Hatley, 72, was killed while trying to wrestle Woods to the floor. Woods then turned the gun on himself.
Despite a lengthy investigation and an exhaustive background check, the Pismo Beach Police Department was unable to determine what spurred Woods to action.
Former neighbors of Woods told stories of harassment, threats and unstable behavior. A surveillance tape, which captured the entire scene as it unveiled, showed that Woods was focused solely on men. A Louis L'Amour book found in Woods car was opened to a shootout scene.
But nothing could determine exactly what caused 60-year-old Woods to walk into the restaurant and open fire.
Sgt. Jake Miller was one of the first officers to arrive. He was walking out the back door of the police station to go to lunch when the first 911 call came through.
"Over the radio we heard someone shooting inside and screams," Miller said.
There was little that could be done.
"When you get there and see something like that, you say, 'If I could have just been there 10 seconds earlier,' 'If I had just had lunch there,' " he said.
"You ask yourself what more you could have done to prevent something like this."
But there is a positive side, Miller said. "Knowing that something this sinister can happen, it is important to realize that we as a community can pull together."

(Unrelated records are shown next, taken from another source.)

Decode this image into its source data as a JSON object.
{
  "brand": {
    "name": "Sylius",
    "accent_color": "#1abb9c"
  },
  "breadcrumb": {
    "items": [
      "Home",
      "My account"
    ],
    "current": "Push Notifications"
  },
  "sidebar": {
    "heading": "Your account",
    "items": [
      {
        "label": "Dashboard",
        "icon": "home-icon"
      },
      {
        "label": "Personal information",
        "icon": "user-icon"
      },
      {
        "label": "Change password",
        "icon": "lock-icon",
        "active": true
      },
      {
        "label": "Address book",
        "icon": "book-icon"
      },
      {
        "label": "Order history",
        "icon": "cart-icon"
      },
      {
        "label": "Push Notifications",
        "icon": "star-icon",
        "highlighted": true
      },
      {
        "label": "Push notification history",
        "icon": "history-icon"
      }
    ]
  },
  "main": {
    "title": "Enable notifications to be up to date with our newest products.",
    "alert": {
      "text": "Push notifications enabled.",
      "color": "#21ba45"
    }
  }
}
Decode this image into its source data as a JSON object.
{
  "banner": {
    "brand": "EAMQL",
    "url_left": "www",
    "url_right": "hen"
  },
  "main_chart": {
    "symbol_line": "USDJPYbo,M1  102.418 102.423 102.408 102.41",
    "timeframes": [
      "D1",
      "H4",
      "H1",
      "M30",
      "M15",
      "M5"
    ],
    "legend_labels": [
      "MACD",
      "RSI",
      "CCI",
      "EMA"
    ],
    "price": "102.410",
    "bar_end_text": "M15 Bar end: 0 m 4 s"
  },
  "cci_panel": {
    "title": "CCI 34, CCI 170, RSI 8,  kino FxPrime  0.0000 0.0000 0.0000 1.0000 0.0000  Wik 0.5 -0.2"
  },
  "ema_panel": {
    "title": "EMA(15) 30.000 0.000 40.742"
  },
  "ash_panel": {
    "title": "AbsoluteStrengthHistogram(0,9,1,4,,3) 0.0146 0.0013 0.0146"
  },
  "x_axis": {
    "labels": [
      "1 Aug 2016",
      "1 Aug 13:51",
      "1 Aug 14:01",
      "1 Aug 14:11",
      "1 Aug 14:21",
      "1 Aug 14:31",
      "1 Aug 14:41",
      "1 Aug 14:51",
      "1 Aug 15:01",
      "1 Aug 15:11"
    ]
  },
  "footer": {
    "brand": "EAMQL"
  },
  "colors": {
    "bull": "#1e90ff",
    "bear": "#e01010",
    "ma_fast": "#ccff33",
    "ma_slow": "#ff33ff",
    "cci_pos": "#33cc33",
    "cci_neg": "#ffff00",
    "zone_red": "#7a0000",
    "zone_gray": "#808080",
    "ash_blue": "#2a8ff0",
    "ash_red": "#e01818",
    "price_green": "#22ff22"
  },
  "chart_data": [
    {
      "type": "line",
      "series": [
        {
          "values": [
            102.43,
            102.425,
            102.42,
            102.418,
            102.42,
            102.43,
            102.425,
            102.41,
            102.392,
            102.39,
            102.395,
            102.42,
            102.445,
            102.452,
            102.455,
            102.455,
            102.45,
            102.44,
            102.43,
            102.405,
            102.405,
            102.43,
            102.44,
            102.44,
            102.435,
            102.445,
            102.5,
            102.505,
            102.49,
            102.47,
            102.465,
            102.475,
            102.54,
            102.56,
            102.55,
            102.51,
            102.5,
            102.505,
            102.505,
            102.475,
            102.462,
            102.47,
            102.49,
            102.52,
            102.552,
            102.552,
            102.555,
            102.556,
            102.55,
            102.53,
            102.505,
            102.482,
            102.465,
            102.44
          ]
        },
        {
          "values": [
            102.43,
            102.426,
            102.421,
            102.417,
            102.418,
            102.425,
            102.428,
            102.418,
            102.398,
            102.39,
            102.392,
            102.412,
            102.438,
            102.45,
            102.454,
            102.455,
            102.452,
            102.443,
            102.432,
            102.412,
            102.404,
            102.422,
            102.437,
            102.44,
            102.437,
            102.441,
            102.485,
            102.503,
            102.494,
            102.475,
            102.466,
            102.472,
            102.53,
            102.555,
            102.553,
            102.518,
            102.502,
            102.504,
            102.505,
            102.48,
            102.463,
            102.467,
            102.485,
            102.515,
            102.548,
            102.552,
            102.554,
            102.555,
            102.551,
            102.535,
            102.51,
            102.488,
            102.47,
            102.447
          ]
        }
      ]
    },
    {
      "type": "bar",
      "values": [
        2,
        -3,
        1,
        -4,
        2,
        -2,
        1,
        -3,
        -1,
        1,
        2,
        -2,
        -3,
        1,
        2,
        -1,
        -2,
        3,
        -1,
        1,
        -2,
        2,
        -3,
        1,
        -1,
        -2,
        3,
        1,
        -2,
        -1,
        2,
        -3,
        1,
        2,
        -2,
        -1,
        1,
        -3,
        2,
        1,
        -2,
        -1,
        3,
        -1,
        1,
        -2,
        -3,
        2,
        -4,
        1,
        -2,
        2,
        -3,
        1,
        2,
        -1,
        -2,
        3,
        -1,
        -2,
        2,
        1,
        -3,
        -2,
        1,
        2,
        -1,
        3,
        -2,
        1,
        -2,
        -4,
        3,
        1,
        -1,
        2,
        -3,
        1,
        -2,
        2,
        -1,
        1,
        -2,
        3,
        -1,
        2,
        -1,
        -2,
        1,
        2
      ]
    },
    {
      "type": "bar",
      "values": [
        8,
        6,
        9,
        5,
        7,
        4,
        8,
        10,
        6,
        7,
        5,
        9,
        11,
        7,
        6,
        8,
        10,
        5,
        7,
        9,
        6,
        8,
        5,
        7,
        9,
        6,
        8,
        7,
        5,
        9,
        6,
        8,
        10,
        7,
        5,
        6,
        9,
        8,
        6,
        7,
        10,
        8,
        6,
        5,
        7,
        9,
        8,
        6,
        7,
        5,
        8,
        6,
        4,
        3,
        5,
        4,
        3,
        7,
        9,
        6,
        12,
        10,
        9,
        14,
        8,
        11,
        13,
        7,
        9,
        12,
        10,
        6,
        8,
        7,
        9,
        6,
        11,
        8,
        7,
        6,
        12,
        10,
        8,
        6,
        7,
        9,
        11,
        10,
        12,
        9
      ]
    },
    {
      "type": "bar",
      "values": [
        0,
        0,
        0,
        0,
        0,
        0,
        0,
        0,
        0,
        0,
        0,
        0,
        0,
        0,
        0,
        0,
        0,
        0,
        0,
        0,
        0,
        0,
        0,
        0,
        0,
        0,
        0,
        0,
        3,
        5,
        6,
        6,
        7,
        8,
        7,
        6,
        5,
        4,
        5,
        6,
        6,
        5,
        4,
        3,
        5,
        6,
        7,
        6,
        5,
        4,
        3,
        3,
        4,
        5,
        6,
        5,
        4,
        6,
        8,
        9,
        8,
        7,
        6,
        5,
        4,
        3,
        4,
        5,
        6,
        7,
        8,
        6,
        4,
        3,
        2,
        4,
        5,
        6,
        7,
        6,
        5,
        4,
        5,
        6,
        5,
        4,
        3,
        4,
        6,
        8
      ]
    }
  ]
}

Indeed, the tragedy brought Denny's and the local community closer, said Debbie Atkins, director of public relations for the company.
After the restaurant was closed for several weeks after the shooting for remodeling, many of the regulars returned.
Hundreds of people attended the funerals of both victims. The families were showered with cards, flowers and words of condolence. Family members say that support helped ease the pain.
Harold Hatley was honored by the Grover Beach City Council for his heroic actions. The Grover Beach Parks and Recreation Department is working to place a memorial bench and plaque in Grover Heights Park.
The memorial, designed by San Luis Obispo landscape architect David Foote, is a flagstone monument that will be placed in the center of the park.
Hatley, who lived two blocks from the park, often walked there with his granddaughter to play.
"Having a memorial at the park for his grandchildren to visit will make it a very special place for our family," said Serrano, Hatley's daughter.
"My dad could have been the first one out of there but he stayed," she said. "He would do it again if he had the chance. I never thought of him as a hero -- he was always just my dad.
"But now, he is definitely a hero in my eyes. I am proud of what he did."